Over the last couple days at the UN Human Rights Council, abusive States praised one another’s rights records during the sessions to adopt reports on human rights violations in countries under review. This is not surprising considering that the same phenomenon was evident during the working groups for these Universal Periodic Review (UPR) reports, where rights-abusing countries played a tit for tat strategy of mutual praise, rather than undertaking genuine efforts to review and critique one another’s rights records. (Click here for UN Watch report, entitled “Mutual Praise Society,” detailing this trend).
A clear example of such politicization of the process regards the recent statements of Sri Lanka during the adoption of reports on Russia, Cuba, and China-key actors within the Council who played large roles in securing passage of Sri Lanka’s self-congratulatory resolution last week.
On Russia, Sri Lanka stated that it “recognizes full well that this discussion on human rights and these institutions-none of this would have been possible if not for the sacrifices made by Russia and the Russian people,” explaining that “if not for Russia’s role in breaking the backbone of fascism, the rest of the world would have found our discussion on human rights postponed by decades and a dark age would have fallen on the world.” Sri Lanka also expressed its sympathy to Russia for the numerous traumatic events of the country’s past, noting the “fact that Russia has found ways of safeguarding human rights while not weakening the state or the nation.”
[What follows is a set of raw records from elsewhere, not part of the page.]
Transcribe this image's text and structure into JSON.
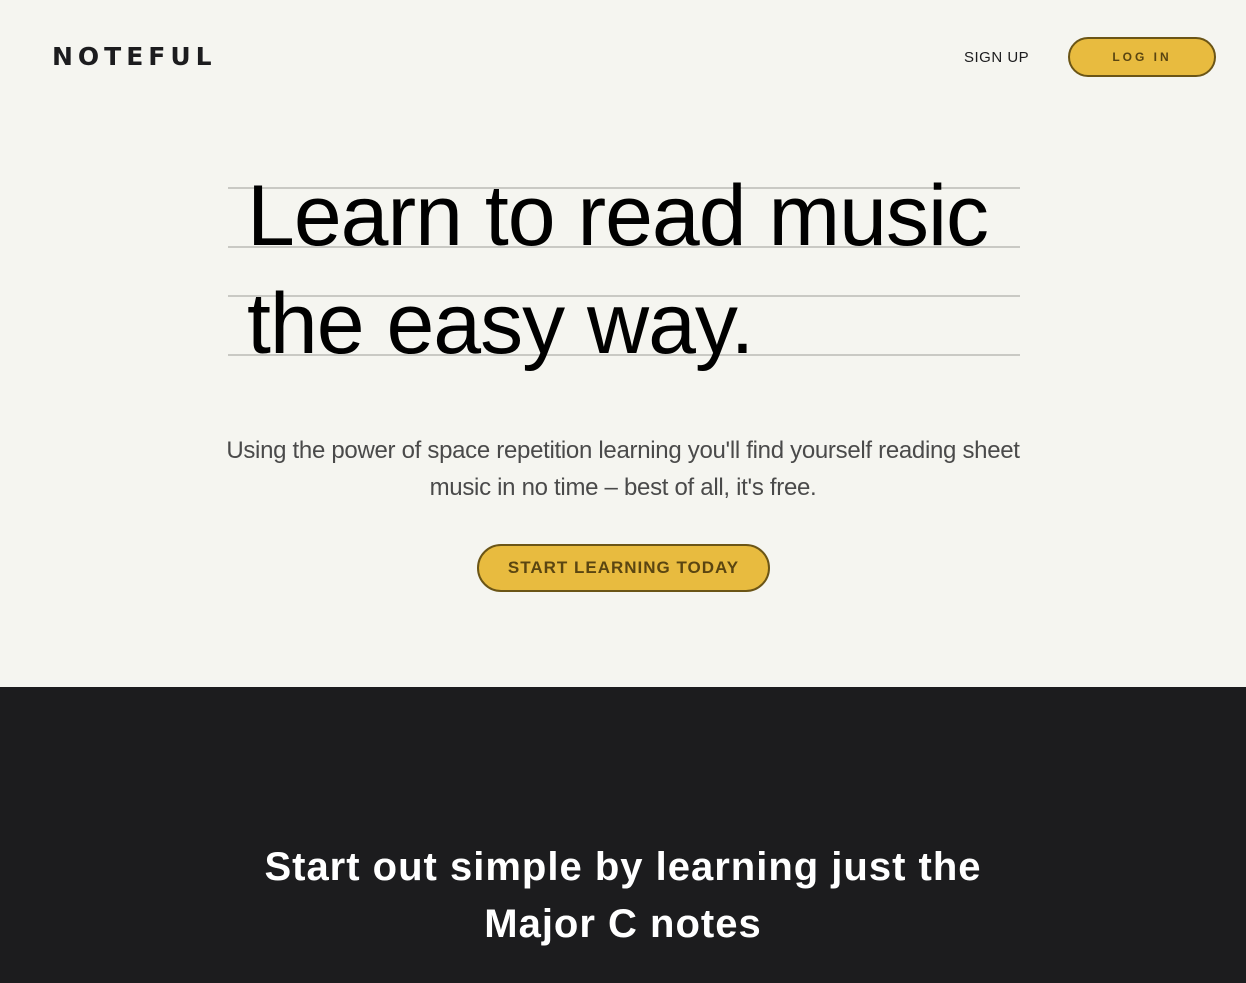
{
  "header": {
    "logo": "NOTEFUL",
    "signup_label": "SIGN UP",
    "login_label": "LOG IN"
  },
  "hero": {
    "headline_line1": "Learn to read music",
    "headline_line2": "the easy way.",
    "subtitle": "Using the power of space repetition learning you'll find yourself reading sheet music in no time – best of all, it's free.",
    "cta_label": "START LEARNING TODAY"
  },
  "section": {
    "title": "Start out simple by learning just the Major C notes"
  },
  "colors": {
    "background": "#f5f5f0",
    "accent": "#e8bb3f",
    "accent_border": "#6b5516",
    "dark": "#1c1c1e",
    "staff_line": "#c9c9c4"
  }
}
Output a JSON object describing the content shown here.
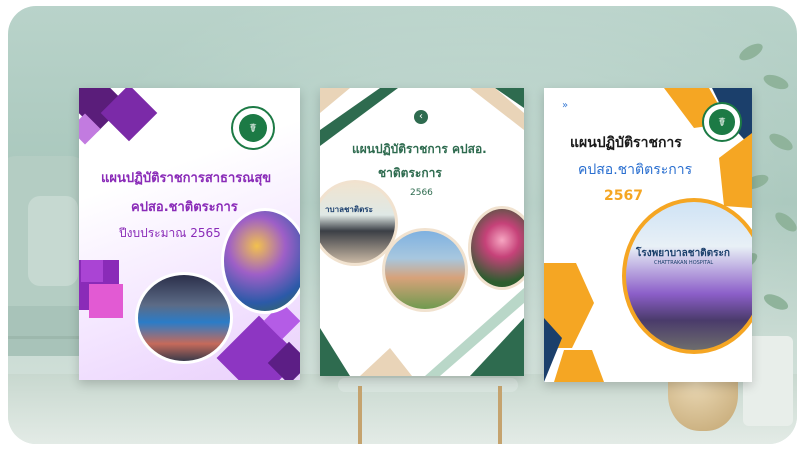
{
  "covers": [
    {
      "title": "แผนปฏิบัติราชการสาธารณสุข",
      "subtitle": "คปสอ.ชาติตระการ",
      "year_line": "ปีงบประมาณ 2565"
    },
    {
      "title": "แผนปฏิบัติราชการ คปสอ.",
      "subtitle": "ชาติตระการ",
      "year": "2566",
      "banner_text": "าบาลชาติตระ"
    },
    {
      "title": "แผนปฏิบัติราชการ",
      "subtitle": "คปสอ.ชาติตระการ",
      "year": "2567",
      "banner_text": "โรงพยาบาลชาติตระก",
      "banner_sub": "CHATTRAKAN HOSPITAL"
    }
  ],
  "colors": {
    "purple": "#8a2bb8",
    "green": "#2e6b4f",
    "orange": "#f5a623",
    "navy": "#1b3f6b"
  }
}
Sri Lanka also bestowed lavish praise on Cuba:
Sri Lanka would like to salute the role played by the ambassador [of Cuba] who has been a militant combatant and field commander in the battle of ideas in the Human Rights Council. He has combined maturity and sagacity with militancy and fought against each and every attempt to use human rights selectively and hypocritically as an instrument. He has fought to make sure that the Human Rights Council is a level playing field for everyone and that human rights are a patrimony of us all. The council has full faith in the abilities of his worthy successor, but may I say we will be diminished by his absence from Geneva next month.
Sri Lanka went on to condemn the U.S. embargo on Cuba:
Cuba has discharged its responsibilities under conditions of extreme hostility, pressure and siege. This longstanding and unreasonable siege has not prevented cuba from being a model of generosity and altruism. Cuba has not only been a model of the practice of social and collective rights within its country, it has also been the enabler of such rights throughout the developing countries.
May I say that Cuba’s contribution is not limited to collective rights because, Mr. President, imagine the exercise of the rights of the individual when one who did not have sight has been given sight through Cuba’s operation Milagro, and one who was illiterate has learned to read through the program of “Yes I can,” the literacy program.
Therefore Sri Lanka salutes Cuba’s human rights performance and strongly endorses the adoption of its upr report.
After China rejected all 50 of its report’s recommendations on Tibet, Sri Lanka praised the “great contributions” of the Chinese Communist Party in the “elimination of serfdom and slavery in China, including in Tibet.” Sri Lanka said it is pleased China “has rejected those [recommendations] that could contribute to ethnic extremism in a country so important to global stability,” adding that “Sri Lanka is particularly admiring of China’s policy concerning matters of ethnic identity.”